We used to sell a lot more baby carriers and they were undercutting us; we’d do the work to educate the consumer, so we were still selling the product, just not getting the sale. We had a hard look at some of our brands to see if they were working with us or against us. We’re curating items not only based on if we feel they are the best products but also if we feel they are the best partners to work with, who we want to support. In the baby industry, you have a few core brands—brand leaders that people want and seek out, like Lunette. Then, we also do the more fun and funky gift items like expression outfits or mommy-matching; it might be different the next time you come in and adds an element of fun when you go shopping and find something cute.
What inspires you?
We are inspired to constantly improve and move at this phenomenal rate of change.
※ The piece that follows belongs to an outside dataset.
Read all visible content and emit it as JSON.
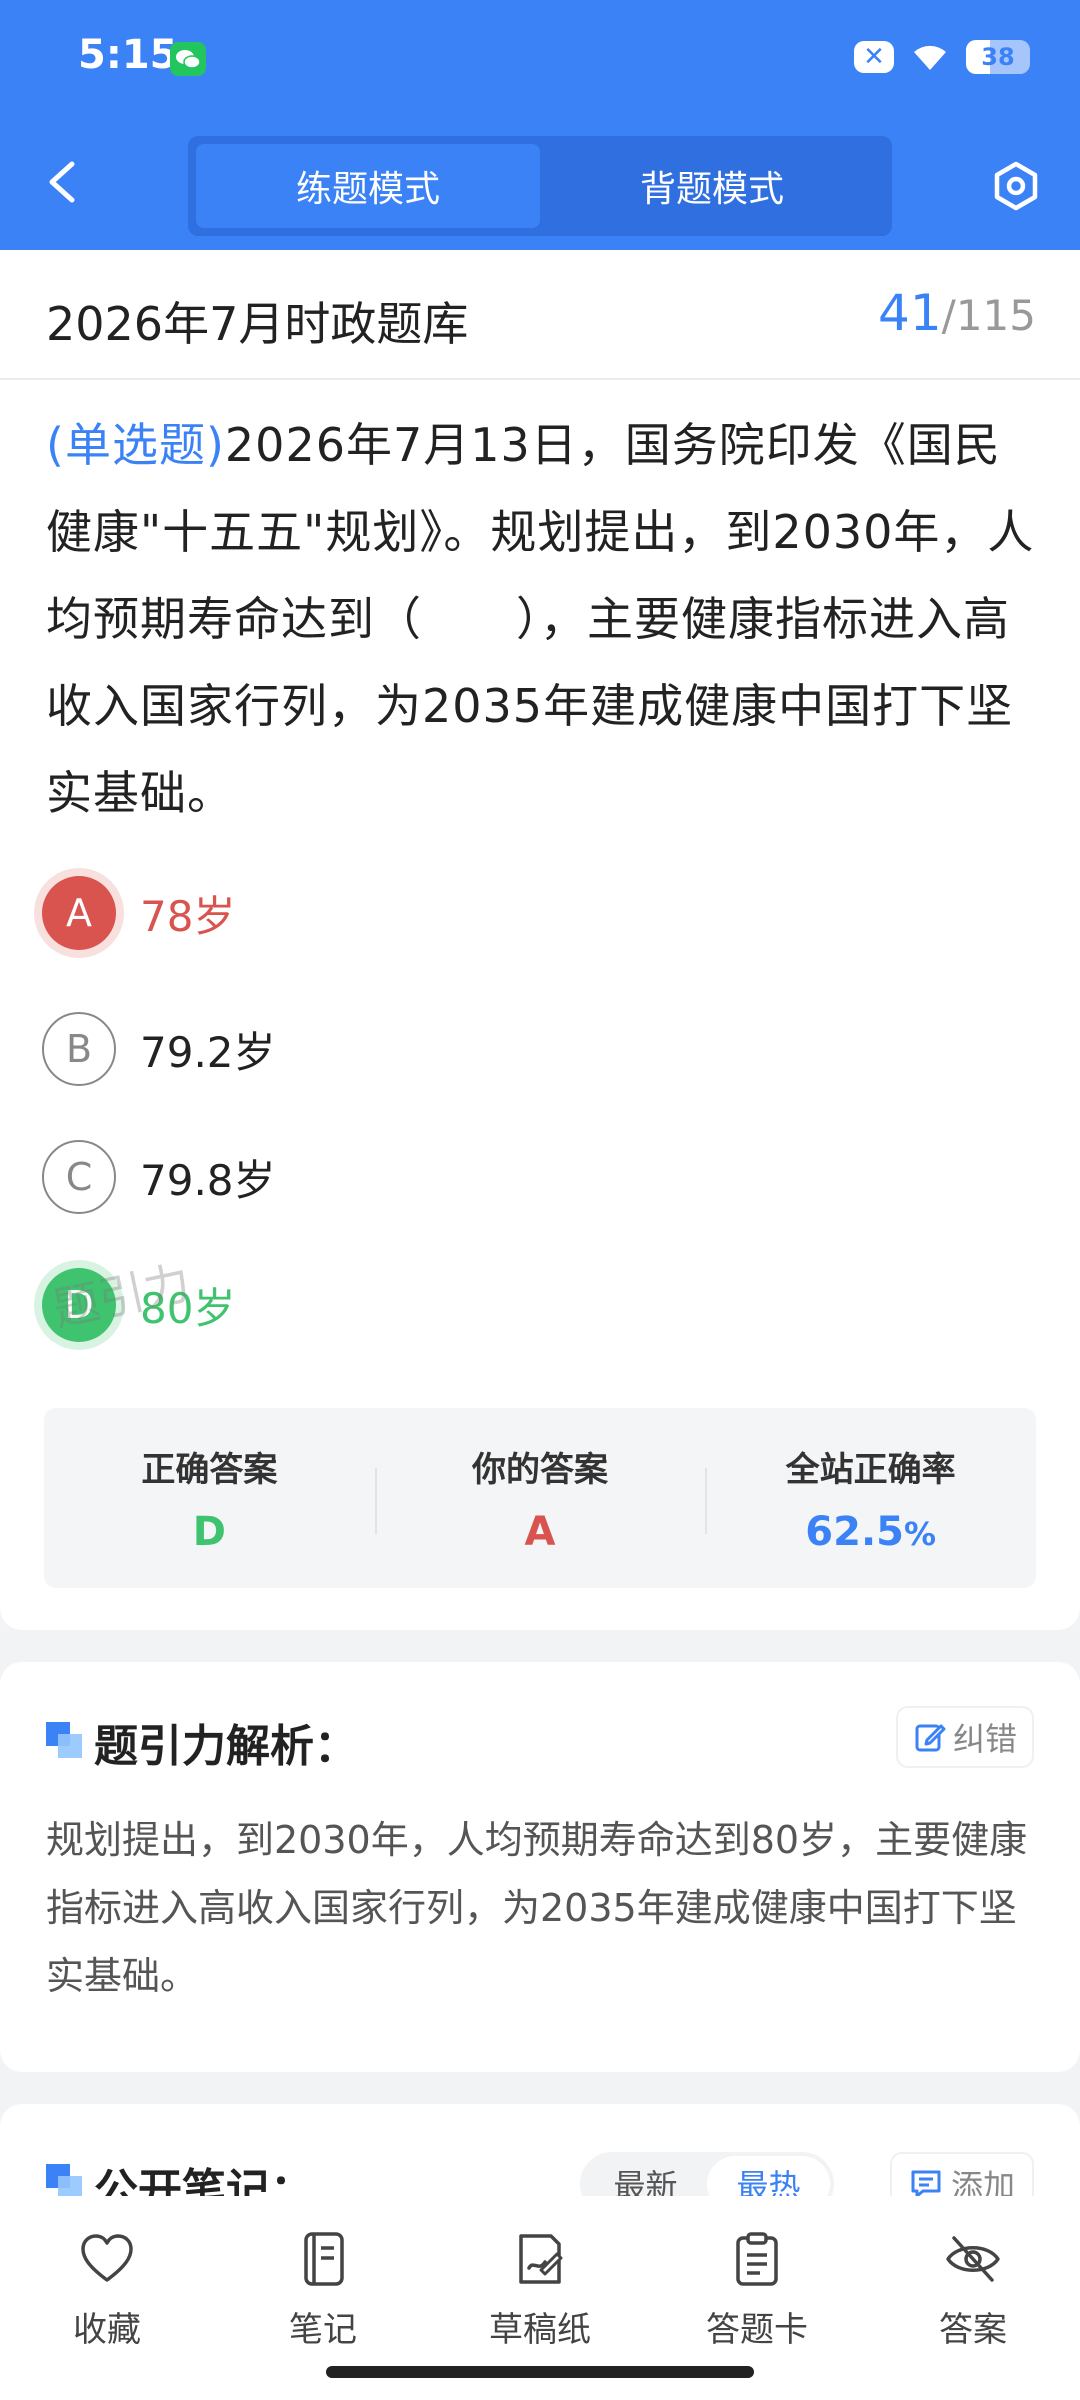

What really gets us going is the drive to do better, do more and leverage more. There is a need to create the environment we have. We see ups and downs based on how the economy is doing, and when the economy is doing well, people can really support the products and companies that they believe in. We’re supporting natural product brands, connecting with the community and helping moms figure out how to juggle it all.
There is a growing need for moms to stay technologically connected, too. Technology is moving so fast; if I were a new mom deciding to stay home with my kid, I’d be terrified to step outside of the “work world” and think that five years later I could just jump back in. You want to focus on your kids and give them the best of everything, but you also have got to take care of yourself and make sure you can still function in a world that is changing so fast. So, part of what we’re creating with Mini Social is a community: the kind of community that will help them stay connected and figure out how to still be productive without necessarily being committed to a 9-to-5 job. For instance, one of our classes is how to set up your own Etsy shop. That programming is something we’re inspired to create, to help parents.
In the new parent industry, what is the current landscape for clean wellness products?
One category that we sell and support is cloth diaper products, which seems to be slowing a little bit. I think a lot of the confusion is from “eco-friendly” disposable diapers that look pretty and have a nod to the environment. We encourage cloth, but try very hard to be inclusive, and it’s completely fine if you don’t use cloth diapers; but, if you think you’re being eco-friendly by using those products, you might be mistaken.
People are looking for healthier items in other areas too. For example, to address concerns about plastic, we have glass bottles and silicone dishes. We also have wood teething items and developmental toys with more natural materials—and the thought processes behind the toys are even more special.
Are most parents coming to you at the beginning or middle of their clean wellness journey?
The minute you find out you’re pregnant, you start considering what you’re putting on your body and how you’re treating yourself. Especially when moms are nursing, the products they’re using on themselves become very important. People put in the effort to be so much more aware of ingredients and options, so I definitely think that people come to us for guidance because most of the places they’re shopping do not provide that. When we do our advertising, we promote that we are here to help, educate and show you products that are safe.
Want more info on our retail partners? Check out our interview with Cambridge Naturals.
This post has been edited for clarity and conciseness.